Wherever the string "letters" appears in the listing, copy that line.

::::::

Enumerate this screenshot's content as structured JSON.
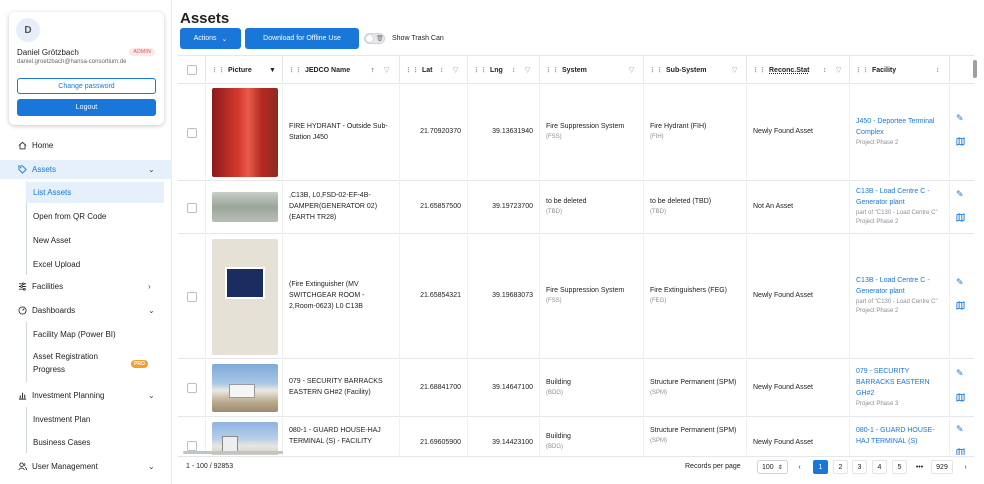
{
  "user": {
    "avatar_initial": "D",
    "name": "Daniel Grötzbach",
    "role_badge": "ADMIN",
    "email": "daniel.groetzbach@hansa-consortium.de",
    "change_password_label": "Change password",
    "logout_label": "Logout"
  },
  "nav": {
    "home": "Home",
    "assets": "Assets",
    "list_assets": "List Assets",
    "open_from_qr": "Open from QR Code",
    "new_asset": "New Asset",
    "excel_upload": "Excel Upload",
    "facilities": "Facilities",
    "dashboards": "Dashboards",
    "facility_map": "Facility Map (Power BI)",
    "asset_registration_progress": "Asset Registration Progress",
    "pro_badge": "PRO",
    "investment_planning": "Investment Planning",
    "investment_plan": "Investment Plan",
    "business_cases": "Business Cases",
    "user_management": "User Management"
  },
  "page": {
    "title": "Assets",
    "actions_label": "Actions",
    "download_label": "Download for Offline Use",
    "show_trash_label": "Show Trash Can"
  },
  "columns": {
    "picture": "Picture",
    "jedco_name": "JEDCO Name",
    "lat": "Lat",
    "lng": "Lng",
    "system": "System",
    "sub_system": "Sub-System",
    "reconc_stat": "Reconc.Stat",
    "facility": "Facility"
  },
  "rows": [
    {
      "name": "FIRE HYDRANT - Outside Sub-Station J450",
      "lat": "21.70920370",
      "lng": "39.13631940",
      "system": "Fire Suppression System",
      "system_code": "(FSS)",
      "subsystem": "Fire Hydrant (FIH)",
      "subsystem_code": "(FIH)",
      "reconc": "Newly Found Asset",
      "facility": "J450 - Deportee Terminal Complex",
      "facility_sub": "",
      "project": "Project Phase 2"
    },
    {
      "name": ",C13B, L0,FSD-02-EF-4B-DAMPER(GENERATOR 02)(EARTH TR28)",
      "lat": "21.65857500",
      "lng": "39.19723700",
      "system": "to be deleted",
      "system_code": "(TBD)",
      "subsystem": "to be deleted (TBD)",
      "subsystem_code": "(TBD)",
      "reconc": "Not An Asset",
      "facility": "C13B - Load Centre C - Generator plant",
      "facility_sub": "part of \"C130 - Load Centre C\"",
      "project": "Project Phase 2"
    },
    {
      "name": "(Fire Extinguisher (MV SWITCHGEAR ROOM - 2,Room-0623) L0 C13B",
      "lat": "21.65854321",
      "lng": "39.19683073",
      "system": "Fire Suppression System",
      "system_code": "(FSS)",
      "subsystem": "Fire Extinguishers (FEG)",
      "subsystem_code": "(FEG)",
      "reconc": "Newly Found Asset",
      "facility": "C13B - Load Centre C - Generator plant",
      "facility_sub": "part of \"C130 - Load Centre C\"",
      "project": "Project Phase 2"
    },
    {
      "name": "079 - SECURITY BARRACKS EASTERN GH#2 (Facility)",
      "lat": "21.68841700",
      "lng": "39.14647100",
      "system": "Building",
      "system_code": "(BDG)",
      "subsystem": "Structure Permanent (SPM)",
      "subsystem_code": "(SPM)",
      "reconc": "Newly Found Asset",
      "facility": "079 - SECURITY BARRACKS EASTERN GH#2",
      "facility_sub": "",
      "project": "Project Phase 3"
    },
    {
      "name": "080-1 - GUARD HOUSE-HAJ TERMINAL (S) - FACILITY",
      "lat": "21.69605900",
      "lng": "39.14423100",
      "system": "Building",
      "system_code": "(BDG)",
      "subsystem": "Structure Permanent (SPM)",
      "subsystem_code": "(SPM)",
      "reconc": "Newly Found Asset",
      "facility": "080-1 - GUARD HOUSE-HAJ TERMINAL (S)",
      "facility_sub": "",
      "project": ""
    }
  ],
  "footer": {
    "range": "1 - 100 / 92853",
    "records_per_page_label": "Records per page",
    "records_per_page": "100",
    "pages": [
      "1",
      "2",
      "3",
      "4",
      "5",
      "•••",
      "929"
    ],
    "current_page": "1"
  },
  "colors": {
    "accent": "#1877d8",
    "active_bg": "#e6f0fb",
    "pro_badge": "#f0a030",
    "admin_badge": "#d9534f"
  },
  "icons": [
    "home-icon",
    "tag-icon",
    "facilities-icon",
    "dashboard-icon",
    "chart-icon",
    "users-icon",
    "chevron-down-icon",
    "chevron-right-icon",
    "edit-icon",
    "map-icon",
    "trash-icon",
    "drag-handle-icon",
    "sort-icon",
    "filter-icon"
  ]
}
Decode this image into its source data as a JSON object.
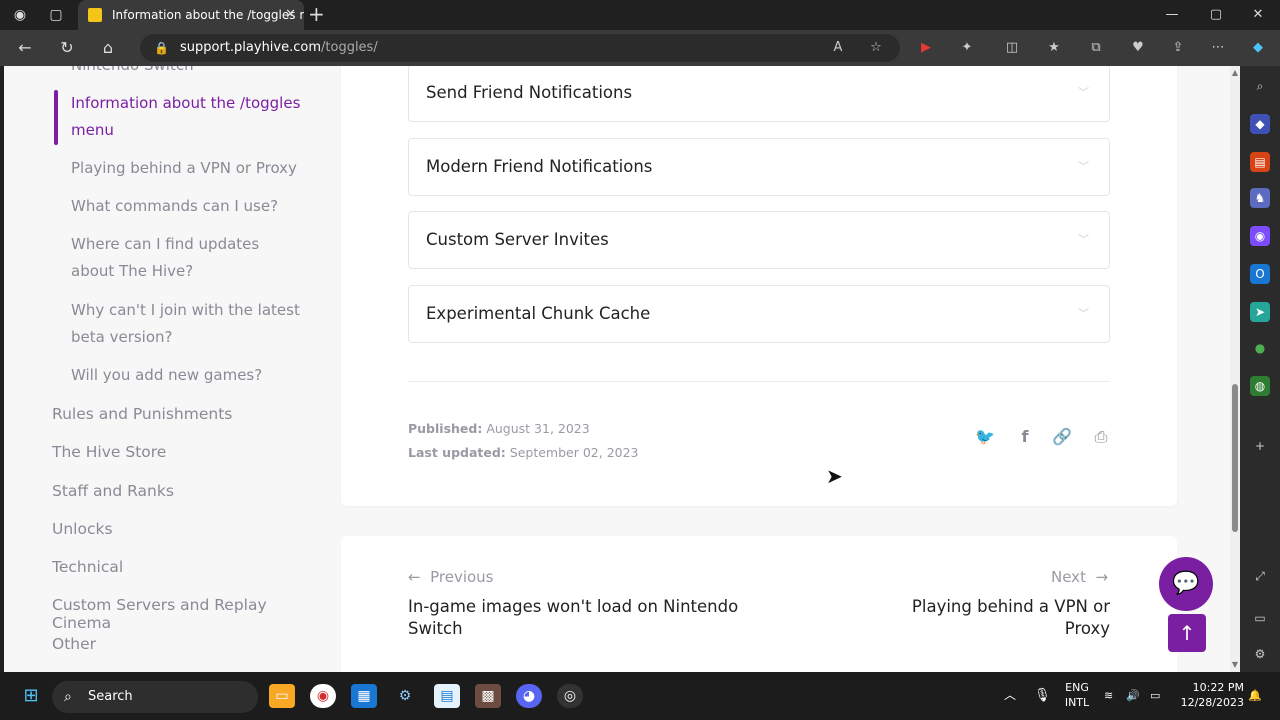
{
  "browser": {
    "tab_title": "Information about the /toggles m",
    "url_host": "support.playhive.com",
    "url_path": "/toggles/"
  },
  "sidebar": {
    "cut_item": "Nintendo Switch",
    "sub_items": [
      {
        "label": "Information about the /toggles menu",
        "active": true
      },
      {
        "label": "Playing behind a VPN or Proxy"
      },
      {
        "label": "What commands can I use?"
      },
      {
        "label": "Where can I find updates about The Hive?"
      },
      {
        "label": "Why can't I join with the latest beta version?"
      },
      {
        "label": "Will you add new games?"
      }
    ],
    "top_items": [
      "Rules and Punishments",
      "The Hive Store",
      "Staff and Ranks",
      "Unlocks",
      "Technical",
      "Custom Servers and Replay Cinema",
      "Other"
    ]
  },
  "accordions": [
    "Send Friend Notifications",
    "Modern Friend Notifications",
    "Custom Server Invites",
    "Experimental Chunk Cache"
  ],
  "meta": {
    "published_label": "Published:",
    "published_value": "August 31, 2023",
    "updated_label": "Last updated:",
    "updated_value": "September 02, 2023"
  },
  "pager": {
    "prev_label": "Previous",
    "prev_title": "In-game images won't load on Nintendo Switch",
    "next_label": "Next",
    "next_title": "Playing behind a VPN or Proxy"
  },
  "taskbar": {
    "search_placeholder": "Search",
    "lang_top": "ENG",
    "lang_bottom": "INTL",
    "time": "10:22 PM",
    "date": "12/28/2023"
  },
  "colors": {
    "accent": "#7b1fa2"
  }
}
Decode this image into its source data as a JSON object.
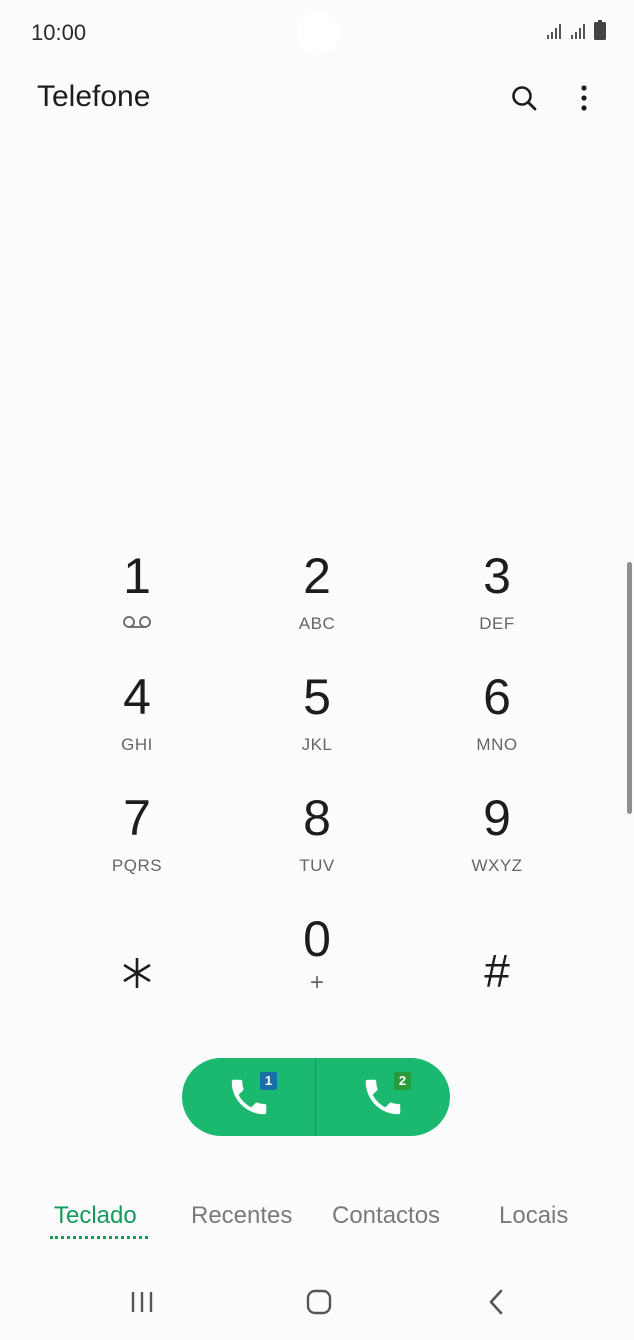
{
  "status_bar": {
    "time": "10:00"
  },
  "app_bar": {
    "title": "Telefone"
  },
  "keypad": {
    "keys": [
      {
        "digit": "1",
        "letters": ""
      },
      {
        "digit": "2",
        "letters": "ABC"
      },
      {
        "digit": "3",
        "letters": "DEF"
      },
      {
        "digit": "4",
        "letters": "GHI"
      },
      {
        "digit": "5",
        "letters": "JKL"
      },
      {
        "digit": "6",
        "letters": "MNO"
      },
      {
        "digit": "7",
        "letters": "PQRS"
      },
      {
        "digit": "8",
        "letters": "TUV"
      },
      {
        "digit": "9",
        "letters": "WXYZ"
      },
      {
        "digit": "*",
        "letters": ""
      },
      {
        "digit": "0",
        "letters": "+"
      },
      {
        "digit": "#",
        "letters": ""
      }
    ]
  },
  "call": {
    "sim1_badge": "1",
    "sim2_badge": "2",
    "accent_color": "#1bb870"
  },
  "tabs": [
    {
      "label": "Teclado",
      "active": true
    },
    {
      "label": "Recentes",
      "active": false
    },
    {
      "label": "Contactos",
      "active": false
    },
    {
      "label": "Locais",
      "active": false
    }
  ]
}
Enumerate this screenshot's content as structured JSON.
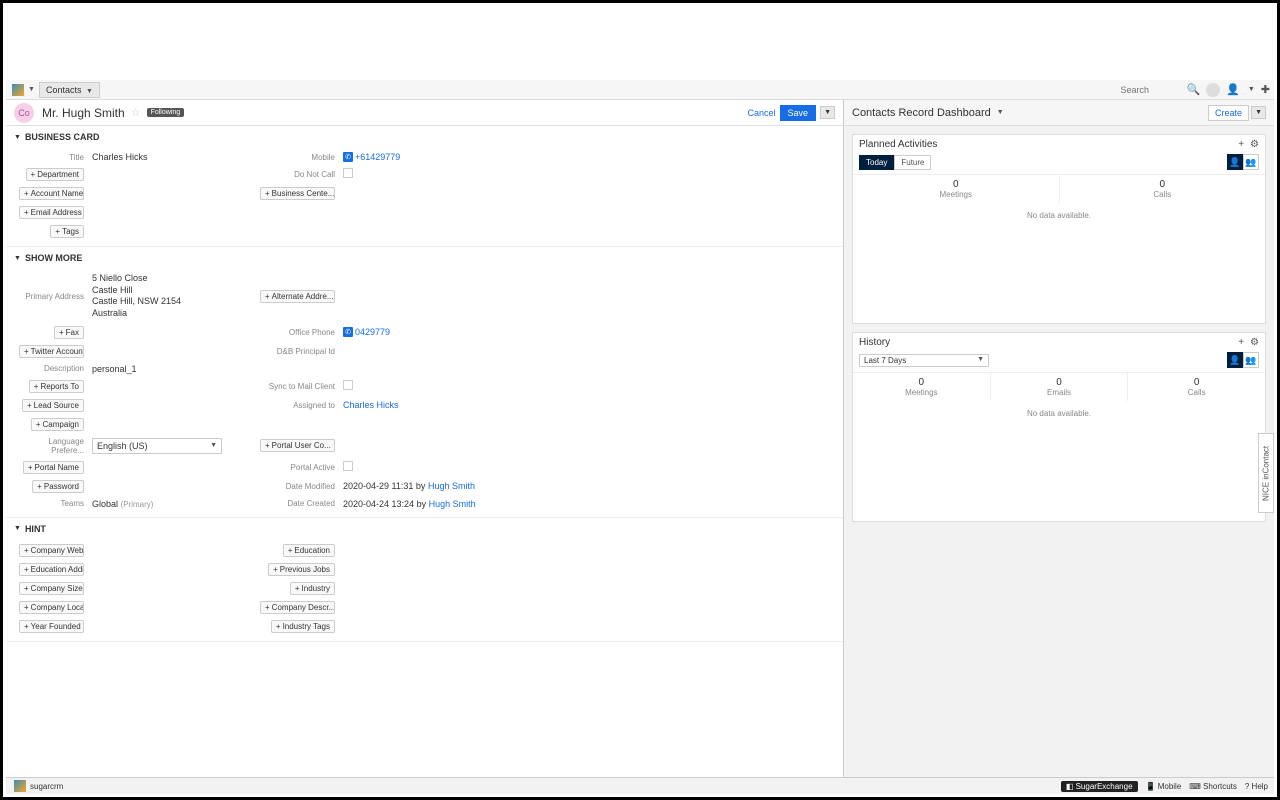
{
  "topbar": {
    "module_tab": "Contacts",
    "search_placeholder": "Search"
  },
  "record": {
    "avatar_initials": "Co",
    "name": "Mr. Hugh Smith",
    "following": "Following",
    "cancel": "Cancel",
    "save": "Save"
  },
  "panels": {
    "business_card": {
      "title": "BUSINESS CARD",
      "fields": {
        "title_label": "Title",
        "title_value": "Charles Hicks",
        "mobile_label": "Mobile",
        "mobile_value": "+61429779",
        "department_btn": "Department",
        "do_not_call_label": "Do Not Call",
        "account_name_btn": "Account Name",
        "business_center_btn": "Business Cente...",
        "email_address_btn": "Email Address",
        "tags_btn": "Tags"
      }
    },
    "show_more": {
      "title": "SHOW MORE",
      "fields": {
        "primary_address_label": "Primary Address",
        "addr_line1": "5 Niello Close",
        "addr_line2": "Castle Hill",
        "addr_line3": "Castle Hill, NSW 2154",
        "addr_line4": "Australia",
        "alternate_addr_btn": "Alternate Addre...",
        "fax_btn": "Fax",
        "office_phone_label": "Office Phone",
        "office_phone_value": "0429779",
        "twitter_btn": "Twitter Account",
        "dnb_label": "D&B Principal Id",
        "description_label": "Description",
        "description_value": "personal_1",
        "reports_to_btn": "Reports To",
        "sync_label": "Sync to Mail Client",
        "lead_source_btn": "Lead Source",
        "assigned_to_label": "Assigned to",
        "assigned_to_value": "Charles Hicks",
        "campaign_btn": "Campaign",
        "language_label": "Language Prefere...",
        "language_value": "English (US)",
        "portal_user_btn": "Portal User Co...",
        "portal_name_btn": "Portal Name",
        "portal_active_label": "Portal Active",
        "password_btn": "Password",
        "date_modified_label": "Date Modified",
        "date_modified_value": "2020-04-29 11:31",
        "date_modified_by": "by",
        "date_modified_user": "Hugh Smith",
        "teams_label": "Teams",
        "teams_value": "Global",
        "teams_primary": "(Primary)",
        "date_created_label": "Date Created",
        "date_created_value": "2020-04-24 13:24",
        "date_created_by": "by",
        "date_created_user": "Hugh Smith"
      }
    },
    "hint": {
      "title": "HINT",
      "fields": {
        "company_website_btn": "Company Websi...",
        "education_btn": "Education",
        "education_addl_btn": "Education Addit...",
        "previous_jobs_btn": "Previous Jobs",
        "company_size_btn": "Company Size",
        "industry_btn": "Industry",
        "company_location_btn": "Company Locati...",
        "company_descr_btn": "Company Descr...",
        "year_founded_btn": "Year Founded",
        "industry_tags_btn": "Industry Tags"
      }
    }
  },
  "dashboard": {
    "title": "Contacts Record Dashboard",
    "create": "Create",
    "planned": {
      "title": "Planned Activities",
      "tab_today": "Today",
      "tab_future": "Future",
      "meetings_count": "0",
      "meetings_label": "Meetings",
      "calls_count": "0",
      "calls_label": "Calls",
      "no_data": "No data available."
    },
    "history": {
      "title": "History",
      "filter": "Last 7 Days",
      "meetings_count": "0",
      "meetings_label": "Meetings",
      "emails_count": "0",
      "emails_label": "Emails",
      "calls_count": "0",
      "calls_label": "Calls",
      "no_data": "No data available."
    }
  },
  "footer": {
    "brand": "sugarcrm",
    "sugar_exchange": "SugarExchange",
    "mobile": "Mobile",
    "shortcuts": "Shortcuts",
    "help": "Help"
  },
  "side_tab": "NICE inContact"
}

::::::

● **Exercise answer**
        "letters": ""
        "letters": "ABC"
        "letters": "DEF"
        "letters": "GHI"
        "letters": "JKL"
        "letters": "MNO"
        "letters": "PQRS"
        "letters": "TUV"
        "letters": "WXYZ"
        "letters": ""
        "letters": "+"
        "letters": ""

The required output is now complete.